(Records contained in a dataset)
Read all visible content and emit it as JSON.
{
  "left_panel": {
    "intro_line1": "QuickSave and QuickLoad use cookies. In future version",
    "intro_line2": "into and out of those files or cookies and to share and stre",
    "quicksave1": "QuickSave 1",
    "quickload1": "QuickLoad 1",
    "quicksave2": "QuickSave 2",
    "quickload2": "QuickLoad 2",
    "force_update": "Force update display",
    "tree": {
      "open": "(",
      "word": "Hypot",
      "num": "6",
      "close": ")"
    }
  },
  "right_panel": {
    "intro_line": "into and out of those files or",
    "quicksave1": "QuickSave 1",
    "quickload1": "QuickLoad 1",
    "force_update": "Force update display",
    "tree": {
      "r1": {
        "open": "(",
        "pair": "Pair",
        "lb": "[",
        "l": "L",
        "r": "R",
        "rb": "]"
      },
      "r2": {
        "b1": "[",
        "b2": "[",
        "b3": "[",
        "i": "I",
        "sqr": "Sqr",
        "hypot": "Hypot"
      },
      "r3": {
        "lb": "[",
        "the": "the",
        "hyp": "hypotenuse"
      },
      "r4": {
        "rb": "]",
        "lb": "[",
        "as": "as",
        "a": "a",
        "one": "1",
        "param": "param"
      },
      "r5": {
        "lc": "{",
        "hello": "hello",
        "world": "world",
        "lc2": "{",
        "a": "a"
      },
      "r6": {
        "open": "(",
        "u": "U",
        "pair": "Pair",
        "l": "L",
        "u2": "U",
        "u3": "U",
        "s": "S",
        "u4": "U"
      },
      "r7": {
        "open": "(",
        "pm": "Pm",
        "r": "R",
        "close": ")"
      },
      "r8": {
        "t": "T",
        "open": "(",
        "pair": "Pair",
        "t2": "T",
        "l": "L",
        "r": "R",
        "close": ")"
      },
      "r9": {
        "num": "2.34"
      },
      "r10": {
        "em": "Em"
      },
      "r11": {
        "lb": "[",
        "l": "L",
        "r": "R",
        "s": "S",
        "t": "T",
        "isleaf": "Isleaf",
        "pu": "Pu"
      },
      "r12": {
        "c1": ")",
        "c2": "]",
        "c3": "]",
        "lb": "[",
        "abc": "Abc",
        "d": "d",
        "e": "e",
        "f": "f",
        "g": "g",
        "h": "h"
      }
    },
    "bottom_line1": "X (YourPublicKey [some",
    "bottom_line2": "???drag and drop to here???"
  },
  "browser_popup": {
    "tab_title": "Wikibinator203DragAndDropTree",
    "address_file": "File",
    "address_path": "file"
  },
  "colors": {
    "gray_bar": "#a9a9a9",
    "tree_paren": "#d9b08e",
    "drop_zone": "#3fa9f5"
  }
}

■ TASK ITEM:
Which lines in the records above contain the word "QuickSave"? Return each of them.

■ PROBLEM SOLUTION:
    "intro_line1": "QuickSave and QuickLoad use cookies. In future version",
    "quicksave1": "QuickSave 1",
    "quicksave2": "QuickSave 2",
    "quicksave1": "QuickSave 1",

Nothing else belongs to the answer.